Examine the material below. Gather every line in which the string "City" appears.

## TASK MATERIAL

▼▼▼

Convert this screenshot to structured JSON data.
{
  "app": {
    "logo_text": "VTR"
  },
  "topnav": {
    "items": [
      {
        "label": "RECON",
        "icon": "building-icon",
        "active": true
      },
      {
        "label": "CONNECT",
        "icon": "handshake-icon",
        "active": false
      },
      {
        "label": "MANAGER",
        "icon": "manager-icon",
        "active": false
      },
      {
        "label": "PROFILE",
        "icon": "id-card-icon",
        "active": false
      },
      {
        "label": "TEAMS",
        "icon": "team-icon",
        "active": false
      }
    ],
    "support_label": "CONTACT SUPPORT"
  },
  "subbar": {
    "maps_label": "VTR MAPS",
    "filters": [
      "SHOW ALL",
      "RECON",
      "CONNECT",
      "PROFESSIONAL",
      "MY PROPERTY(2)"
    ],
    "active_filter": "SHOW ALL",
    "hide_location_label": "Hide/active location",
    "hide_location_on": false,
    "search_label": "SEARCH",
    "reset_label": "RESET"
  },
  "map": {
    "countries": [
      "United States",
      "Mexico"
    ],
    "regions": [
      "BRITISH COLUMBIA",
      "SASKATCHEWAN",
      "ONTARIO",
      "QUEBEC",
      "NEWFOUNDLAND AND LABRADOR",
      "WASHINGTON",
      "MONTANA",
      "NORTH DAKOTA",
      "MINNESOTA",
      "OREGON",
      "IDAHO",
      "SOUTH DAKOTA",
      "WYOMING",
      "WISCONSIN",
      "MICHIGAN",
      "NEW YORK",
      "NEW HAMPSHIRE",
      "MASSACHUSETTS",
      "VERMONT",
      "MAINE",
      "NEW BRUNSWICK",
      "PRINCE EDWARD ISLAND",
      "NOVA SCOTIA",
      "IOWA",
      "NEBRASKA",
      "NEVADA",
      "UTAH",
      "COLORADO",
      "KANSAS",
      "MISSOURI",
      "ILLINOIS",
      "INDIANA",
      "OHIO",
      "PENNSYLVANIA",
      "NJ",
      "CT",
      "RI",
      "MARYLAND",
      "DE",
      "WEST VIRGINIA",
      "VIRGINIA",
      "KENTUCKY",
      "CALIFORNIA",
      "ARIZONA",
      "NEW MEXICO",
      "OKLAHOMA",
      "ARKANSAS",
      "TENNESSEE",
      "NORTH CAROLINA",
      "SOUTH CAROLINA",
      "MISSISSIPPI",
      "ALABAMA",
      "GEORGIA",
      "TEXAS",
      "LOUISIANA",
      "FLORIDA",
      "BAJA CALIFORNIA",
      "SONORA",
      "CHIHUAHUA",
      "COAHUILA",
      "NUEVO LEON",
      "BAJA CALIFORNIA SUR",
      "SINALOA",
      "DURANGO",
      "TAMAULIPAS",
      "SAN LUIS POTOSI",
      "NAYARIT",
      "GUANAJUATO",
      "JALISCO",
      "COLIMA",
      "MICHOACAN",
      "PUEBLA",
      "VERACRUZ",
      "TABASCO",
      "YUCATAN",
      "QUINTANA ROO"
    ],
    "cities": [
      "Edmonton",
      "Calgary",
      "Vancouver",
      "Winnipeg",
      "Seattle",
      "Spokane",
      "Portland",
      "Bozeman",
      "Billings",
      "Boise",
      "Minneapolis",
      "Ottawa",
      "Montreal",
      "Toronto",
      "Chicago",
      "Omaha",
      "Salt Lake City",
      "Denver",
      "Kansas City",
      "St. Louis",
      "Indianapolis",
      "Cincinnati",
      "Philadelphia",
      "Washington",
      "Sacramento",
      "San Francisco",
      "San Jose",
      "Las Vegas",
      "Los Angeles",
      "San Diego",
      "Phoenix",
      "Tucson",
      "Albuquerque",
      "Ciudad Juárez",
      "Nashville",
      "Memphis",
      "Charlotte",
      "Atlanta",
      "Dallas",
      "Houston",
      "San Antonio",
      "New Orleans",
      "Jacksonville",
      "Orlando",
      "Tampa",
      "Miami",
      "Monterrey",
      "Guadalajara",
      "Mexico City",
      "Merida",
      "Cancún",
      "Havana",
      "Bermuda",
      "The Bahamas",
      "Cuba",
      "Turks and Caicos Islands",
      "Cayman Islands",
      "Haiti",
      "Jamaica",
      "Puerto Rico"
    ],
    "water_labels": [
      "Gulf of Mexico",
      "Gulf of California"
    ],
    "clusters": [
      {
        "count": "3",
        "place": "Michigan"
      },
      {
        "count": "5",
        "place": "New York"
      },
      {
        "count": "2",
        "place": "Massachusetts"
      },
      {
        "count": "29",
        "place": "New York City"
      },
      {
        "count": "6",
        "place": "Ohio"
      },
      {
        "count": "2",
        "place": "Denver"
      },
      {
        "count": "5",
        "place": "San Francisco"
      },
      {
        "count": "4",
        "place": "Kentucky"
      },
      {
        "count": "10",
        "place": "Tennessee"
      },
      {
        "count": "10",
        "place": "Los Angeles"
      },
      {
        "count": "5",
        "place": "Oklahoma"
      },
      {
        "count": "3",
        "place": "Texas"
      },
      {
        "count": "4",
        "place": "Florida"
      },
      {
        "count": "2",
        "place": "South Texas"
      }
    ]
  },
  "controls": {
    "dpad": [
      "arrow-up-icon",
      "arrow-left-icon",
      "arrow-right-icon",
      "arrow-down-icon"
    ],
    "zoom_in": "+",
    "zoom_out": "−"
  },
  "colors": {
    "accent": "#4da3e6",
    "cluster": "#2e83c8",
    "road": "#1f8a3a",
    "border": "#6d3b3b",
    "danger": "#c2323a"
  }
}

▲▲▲

## OUTPUT
      "Salt Lake City",
      "Kansas City",
      "Mexico City",
        "place": "New York City"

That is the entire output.